◆ DATA SECTION:
****************

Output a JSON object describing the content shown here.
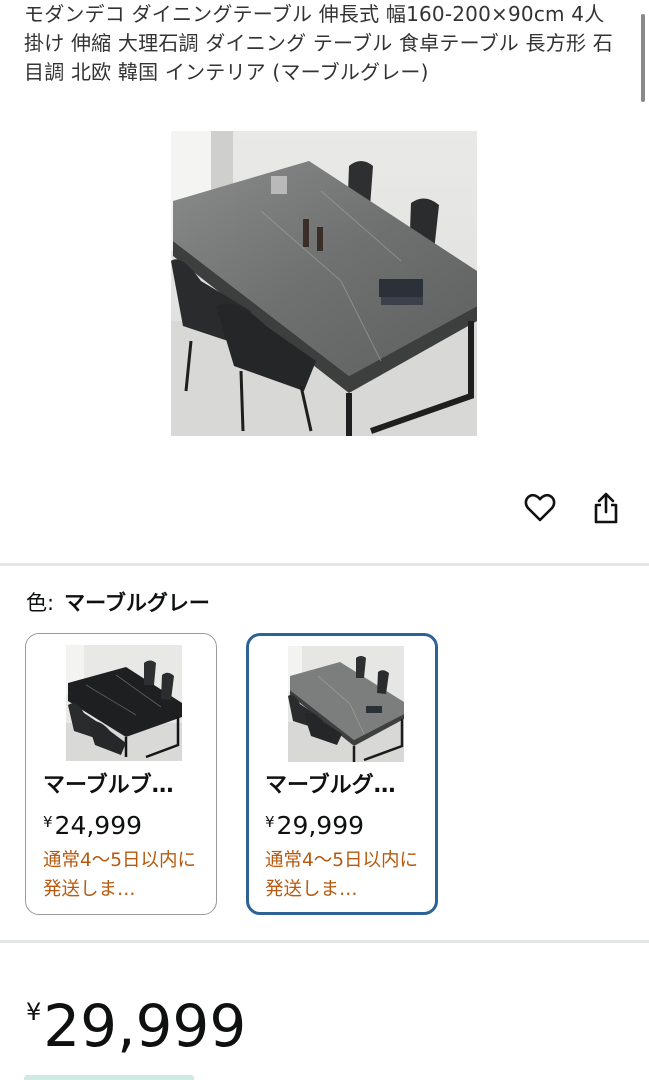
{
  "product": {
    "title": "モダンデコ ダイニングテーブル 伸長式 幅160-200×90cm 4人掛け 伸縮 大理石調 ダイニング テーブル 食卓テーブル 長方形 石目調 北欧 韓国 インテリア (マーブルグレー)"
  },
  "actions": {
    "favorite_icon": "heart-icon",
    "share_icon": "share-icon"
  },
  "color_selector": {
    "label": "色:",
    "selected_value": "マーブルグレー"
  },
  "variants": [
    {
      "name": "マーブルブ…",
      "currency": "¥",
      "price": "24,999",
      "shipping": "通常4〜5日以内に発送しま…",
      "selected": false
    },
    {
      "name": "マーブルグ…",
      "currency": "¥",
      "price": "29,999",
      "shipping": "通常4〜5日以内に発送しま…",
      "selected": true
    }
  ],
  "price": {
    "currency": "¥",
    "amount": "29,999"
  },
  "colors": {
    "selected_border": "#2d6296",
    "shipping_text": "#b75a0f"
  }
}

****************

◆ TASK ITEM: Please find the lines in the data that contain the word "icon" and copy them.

◆ EXERCISE OUTPUT:
    "favorite_icon": "heart-icon",
    "share_icon": "share-icon"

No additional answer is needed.